Computed tomography findings as early predictors of long-term language impairment in patients with traumatic brain injury.

Document Type


Publication Date


Publication Title

Appl Neuropsychol Adult


washington; swedish; swedish neuroscience

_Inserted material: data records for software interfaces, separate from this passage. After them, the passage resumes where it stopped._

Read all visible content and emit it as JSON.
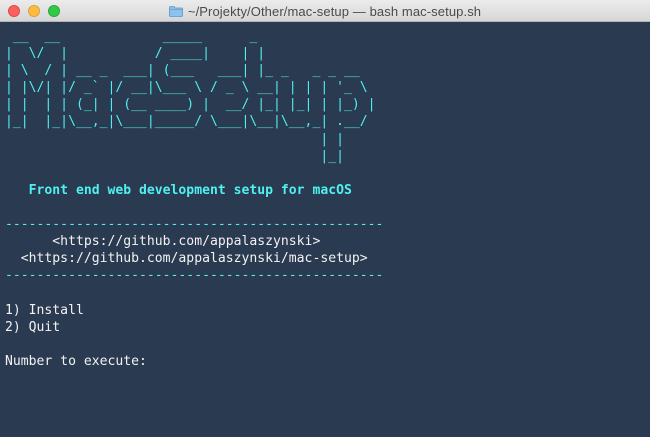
{
  "window": {
    "title": "~/Projekty/Other/mac-setup — bash mac-setup.sh",
    "icon": "folder-icon"
  },
  "terminal": {
    "banner": [
      " __  __             _____      _",
      "|  \\/  |           / ____|    | |",
      "| \\  / | __ _  ___| (___   ___| |_ _   _ _ __",
      "| |\\/| |/ _` |/ __|\\___ \\ / _ \\ __| | | | '_ \\",
      "| |  | | (_| | (__ ____) |  __/ |_| |_| | |_) |",
      "|_|  |_|\\__,_|\\___|_____/ \\___|\\__|\\__,_| .__/",
      "                                        | |",
      "                                        |_|"
    ],
    "subtitle": "   Front end web development setup for macOS",
    "rule_top": "------------------------------------------------",
    "links": [
      "      <https://github.com/appalaszynski>",
      "  <https://github.com/appalaszynski/mac-setup>"
    ],
    "rule_bottom": "------------------------------------------------",
    "menu": [
      "1) Install",
      "2) Quit"
    ],
    "prompt": "Number to execute:"
  },
  "colors": {
    "background": "#2a3a50",
    "accent": "#4ff0f0",
    "text": "#f2f2f2"
  }
}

This study aims to assess the relationship between computed tomography (CT) findings, during the acute phase of hospitalization, and long-term language impairment in people with traumatic brain injury (TBI). Another aim was to assess the receptive and expressive abilities of subjects with TBI based on the location of the injury. This is a retrospective observational study including 49 participants with TBI due to war injuries. The Arabic Diagnostic Aphasia Battery (A-DAB-1) was administered to the participants and the Helsinki CT score was computed to quantify brain damage. The results showed that the Helsinki CT score was negatively correlated with the total score of the A-DAB-1 (r = -0.544, p-value < 0.0001). Simple linear regression supported such findings and reflected an inversely proportional relationship between both variables (p-value < 0.0001). When compared with subjects having right hemisphere damage, subjects with left hemisphere and bilateral brain damage performed more poorly on language tasks respectively as follows: A-DAB-1 overall score (92.08-66.08-70.28, p-value = 0.021), Content of descriptive speech (9.57-6.69-7.22, p-value = 0.034), Verbal fluency (6.57-3.54-3.89, p-value = 0.002), Auditory comprehension (9.71-7.54-7.78, p-value = 0.039), Complex auditory commands (9.71-7.65-7.56, p-value = 0.043), Repetition (9.75-7.08-7.61, p-value = 0.036), Naming (9.93-7.15-8.11, p-value = 0.046). Following TBI, CT findings on admission can significantly predict long-term language abilities, with left side lesions inducing poorer outcomes.

Clinical Institute

Neurosciences (Brain & Spine)